The UK opera sector mostly agrees that it wants more diverse audiences. Audiences of the traditional, heteronormative white middle/upper class are increasingly seen as a problem of principle (we want to represent society) and economics (so that more people give us money or consent to the government doing so).
There are three thoughts I have found myself having while reading various bits of operatic discourse recently, and thought I’d try to summarise them.
Opera For All (But Not The Real Ones)
Most large opera companies in the UK have some form of community outreach.
The goal is usually stated as a desire to give people access to and a sense of ownership of the form. It often also includes the idea that it is a valuable chance for personal development, such as building confidence or musical ability.
Especially for some of the Romantic repertoire, it’s written to be singable at home due to contemporary commercial models.
It gives the slight impression that either there is a belief that these supposedly immortal great works are not in fact universal, or that the masses deserve opera, but only the mediated, diluted version offered.
Opera As Evangelism
I am bored of people who write about new work, in particular, though certain operas, in general, as a tool to convert people who say they don’t like opera.
First, it is a legitimate personal preference to not like opera.
Second, it’s a rather distastefully evangelising tone. It holds that opera is some supreme good that people must be converted to, rather than something that one might like, or learn to savour.

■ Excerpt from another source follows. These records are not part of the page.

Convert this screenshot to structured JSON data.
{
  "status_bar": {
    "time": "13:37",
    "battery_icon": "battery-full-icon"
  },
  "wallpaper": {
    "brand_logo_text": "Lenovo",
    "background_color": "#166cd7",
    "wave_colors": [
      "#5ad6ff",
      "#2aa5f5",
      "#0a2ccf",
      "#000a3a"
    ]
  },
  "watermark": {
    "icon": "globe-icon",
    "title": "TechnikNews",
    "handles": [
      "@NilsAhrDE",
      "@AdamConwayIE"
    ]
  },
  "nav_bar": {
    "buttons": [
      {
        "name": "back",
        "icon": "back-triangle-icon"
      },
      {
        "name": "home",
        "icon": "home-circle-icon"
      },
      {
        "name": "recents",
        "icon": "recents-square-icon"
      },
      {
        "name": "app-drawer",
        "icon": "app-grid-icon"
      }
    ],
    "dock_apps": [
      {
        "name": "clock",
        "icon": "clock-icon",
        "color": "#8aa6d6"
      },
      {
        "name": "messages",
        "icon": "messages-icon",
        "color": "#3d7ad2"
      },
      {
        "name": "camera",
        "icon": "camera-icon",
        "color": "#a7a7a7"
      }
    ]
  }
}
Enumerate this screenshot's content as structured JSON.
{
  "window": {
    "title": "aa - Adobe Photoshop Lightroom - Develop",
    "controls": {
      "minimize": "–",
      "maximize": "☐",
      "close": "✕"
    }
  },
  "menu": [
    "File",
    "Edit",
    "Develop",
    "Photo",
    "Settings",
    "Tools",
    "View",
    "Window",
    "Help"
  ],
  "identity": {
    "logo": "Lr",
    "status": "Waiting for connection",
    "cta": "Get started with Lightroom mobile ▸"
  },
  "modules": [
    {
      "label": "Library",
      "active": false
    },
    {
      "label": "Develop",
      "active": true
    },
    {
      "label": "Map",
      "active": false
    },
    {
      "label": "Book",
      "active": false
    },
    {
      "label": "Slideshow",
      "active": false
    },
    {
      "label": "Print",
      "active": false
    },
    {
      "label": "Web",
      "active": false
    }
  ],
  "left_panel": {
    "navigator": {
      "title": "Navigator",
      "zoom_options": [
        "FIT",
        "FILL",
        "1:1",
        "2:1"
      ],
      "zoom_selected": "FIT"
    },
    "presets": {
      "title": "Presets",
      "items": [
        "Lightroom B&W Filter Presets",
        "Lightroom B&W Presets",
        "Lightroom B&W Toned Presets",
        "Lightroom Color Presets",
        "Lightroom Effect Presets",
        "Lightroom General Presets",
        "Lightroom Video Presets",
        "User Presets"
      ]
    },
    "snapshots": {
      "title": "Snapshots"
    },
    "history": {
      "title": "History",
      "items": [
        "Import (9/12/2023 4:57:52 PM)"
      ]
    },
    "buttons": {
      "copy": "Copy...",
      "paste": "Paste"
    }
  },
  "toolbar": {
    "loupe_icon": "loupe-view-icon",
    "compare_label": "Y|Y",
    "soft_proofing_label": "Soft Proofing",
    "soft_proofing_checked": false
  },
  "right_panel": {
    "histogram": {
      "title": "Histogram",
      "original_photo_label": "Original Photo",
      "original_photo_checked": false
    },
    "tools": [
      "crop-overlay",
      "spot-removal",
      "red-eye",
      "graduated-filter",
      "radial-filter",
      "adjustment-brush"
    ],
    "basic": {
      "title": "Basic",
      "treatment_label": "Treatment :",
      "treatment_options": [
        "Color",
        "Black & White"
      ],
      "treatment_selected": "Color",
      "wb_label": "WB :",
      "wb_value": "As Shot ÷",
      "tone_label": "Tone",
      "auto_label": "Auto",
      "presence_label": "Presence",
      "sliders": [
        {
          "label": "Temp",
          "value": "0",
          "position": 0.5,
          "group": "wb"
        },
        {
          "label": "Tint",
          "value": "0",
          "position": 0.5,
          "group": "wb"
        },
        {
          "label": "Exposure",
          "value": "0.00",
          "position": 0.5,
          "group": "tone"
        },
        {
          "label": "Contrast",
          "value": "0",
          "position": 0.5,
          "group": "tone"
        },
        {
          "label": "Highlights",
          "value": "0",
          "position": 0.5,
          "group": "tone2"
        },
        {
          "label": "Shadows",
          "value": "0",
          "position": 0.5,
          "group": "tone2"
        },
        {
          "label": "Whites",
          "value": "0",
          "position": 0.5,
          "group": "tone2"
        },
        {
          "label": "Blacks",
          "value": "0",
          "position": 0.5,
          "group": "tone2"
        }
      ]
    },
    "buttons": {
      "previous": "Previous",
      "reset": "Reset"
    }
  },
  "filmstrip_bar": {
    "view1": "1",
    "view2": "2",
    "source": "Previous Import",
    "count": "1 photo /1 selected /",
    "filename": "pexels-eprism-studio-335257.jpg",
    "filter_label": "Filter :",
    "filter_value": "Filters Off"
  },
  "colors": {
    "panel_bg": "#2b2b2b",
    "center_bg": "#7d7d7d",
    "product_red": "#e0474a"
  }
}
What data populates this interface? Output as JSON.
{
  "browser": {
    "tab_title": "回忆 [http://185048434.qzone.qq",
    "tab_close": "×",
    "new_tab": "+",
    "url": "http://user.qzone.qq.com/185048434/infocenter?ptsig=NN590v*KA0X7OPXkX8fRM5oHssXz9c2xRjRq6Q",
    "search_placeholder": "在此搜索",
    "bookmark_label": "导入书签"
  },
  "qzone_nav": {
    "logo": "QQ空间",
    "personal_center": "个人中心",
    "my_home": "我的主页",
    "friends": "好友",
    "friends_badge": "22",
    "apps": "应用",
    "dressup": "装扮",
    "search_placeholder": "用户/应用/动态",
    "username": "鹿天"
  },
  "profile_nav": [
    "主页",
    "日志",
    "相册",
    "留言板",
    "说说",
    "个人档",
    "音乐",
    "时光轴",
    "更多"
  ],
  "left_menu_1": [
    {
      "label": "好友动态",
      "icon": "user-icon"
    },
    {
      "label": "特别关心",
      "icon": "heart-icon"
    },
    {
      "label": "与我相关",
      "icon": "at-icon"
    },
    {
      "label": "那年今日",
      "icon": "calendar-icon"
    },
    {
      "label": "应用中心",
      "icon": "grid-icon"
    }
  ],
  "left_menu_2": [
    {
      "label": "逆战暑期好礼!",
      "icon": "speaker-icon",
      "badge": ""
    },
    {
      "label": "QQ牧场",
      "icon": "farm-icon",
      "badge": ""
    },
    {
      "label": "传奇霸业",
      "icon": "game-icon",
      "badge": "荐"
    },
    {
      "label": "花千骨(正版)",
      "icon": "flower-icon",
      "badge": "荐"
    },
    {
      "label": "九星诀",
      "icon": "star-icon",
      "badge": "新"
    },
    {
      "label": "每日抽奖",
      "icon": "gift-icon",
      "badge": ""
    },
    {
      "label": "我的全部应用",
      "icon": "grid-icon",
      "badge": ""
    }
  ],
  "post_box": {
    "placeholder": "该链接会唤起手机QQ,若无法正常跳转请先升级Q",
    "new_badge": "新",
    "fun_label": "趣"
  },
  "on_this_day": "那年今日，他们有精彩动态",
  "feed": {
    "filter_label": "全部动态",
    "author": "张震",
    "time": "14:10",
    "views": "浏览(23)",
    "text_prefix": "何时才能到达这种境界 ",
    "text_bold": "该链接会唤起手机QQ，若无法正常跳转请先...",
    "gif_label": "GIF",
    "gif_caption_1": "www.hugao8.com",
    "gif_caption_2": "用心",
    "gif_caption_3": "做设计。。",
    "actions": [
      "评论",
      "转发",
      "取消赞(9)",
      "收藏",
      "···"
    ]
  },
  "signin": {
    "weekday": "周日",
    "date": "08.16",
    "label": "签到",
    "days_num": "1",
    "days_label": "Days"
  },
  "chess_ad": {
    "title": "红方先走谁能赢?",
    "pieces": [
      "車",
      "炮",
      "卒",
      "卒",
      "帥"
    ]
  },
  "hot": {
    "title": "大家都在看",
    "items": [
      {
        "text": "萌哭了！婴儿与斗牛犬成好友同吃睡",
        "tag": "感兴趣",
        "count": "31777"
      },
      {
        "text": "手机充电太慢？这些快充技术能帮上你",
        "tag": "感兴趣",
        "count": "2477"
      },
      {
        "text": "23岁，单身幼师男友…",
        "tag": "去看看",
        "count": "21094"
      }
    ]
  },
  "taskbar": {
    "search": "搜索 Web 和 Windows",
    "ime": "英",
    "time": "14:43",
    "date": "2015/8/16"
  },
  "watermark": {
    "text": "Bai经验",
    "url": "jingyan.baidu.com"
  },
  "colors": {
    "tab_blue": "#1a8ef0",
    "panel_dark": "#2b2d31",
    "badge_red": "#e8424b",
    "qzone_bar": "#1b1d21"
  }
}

Finally, much of that work is good in its own right.
And to quote myself previously when discussing Come Bargain With Uncanny Things:
“We’re not trying to make a nice piece of evangelism.
“We are reaching new audiences.
“But they’re my audiences.
“If you want them, you’re going to have to follow me, rather than hoping we’ll try and convert someone who’s excited by the idea of living in the music, trying to make their imagined world better, to worshipping in the unwholesome tomb of opera for a long-dead king.”
Opera As Dated
I agree, obviously, with those who object to an opera sector that is overly focused on the canon.
For a form to remain alive, it must keep a living body of repertoire in all but the most conservative of societies.
Equally, I have heard a soft but growing set of calls that vast chunks of the canon must be disbanded because they are about things we would not write today. For example, the many operas about women dying and being mistreated.
I would agree that presenting them as beautiful museum pieces raises questions. However, I would also want to defend them a little.
In their original context, many of them are mildly radical. Many are part of a programme of work that took centuries that sought to place commoners’ stories, women’s stories, and other such tales on the same level as tales of gods and kings.
There is a degree of voyeurism in some, to be sure.
Many of them express sympathy for their subjects in ways that we find patronising, distasteful, or rooted in an outdated moral framework.
But there are few that are in favour of the unpleasant things depicted. They merely come from a world where such things happen, and therefore they seek to both understand why they happen, and make their audiences sympathise with their subjects.
If these were not real things in the world, they would seem absurd. It is why there are many operas about kings having feelings, but few about kings starving.
We live in a world that still has domestic violence, inequality, and other problems.
We have seen that productions that understand the radicalism of their texts, and show a willingness to reinvent them in the way that Shakespearean companies reinvent, cut, and modify their texts, have been able to make these works feel fresh.
There are other ways to make works feel fresh too, but my partial disagreement is rooted here.
We can keep the canon alive, despite its age, if we remember what it is.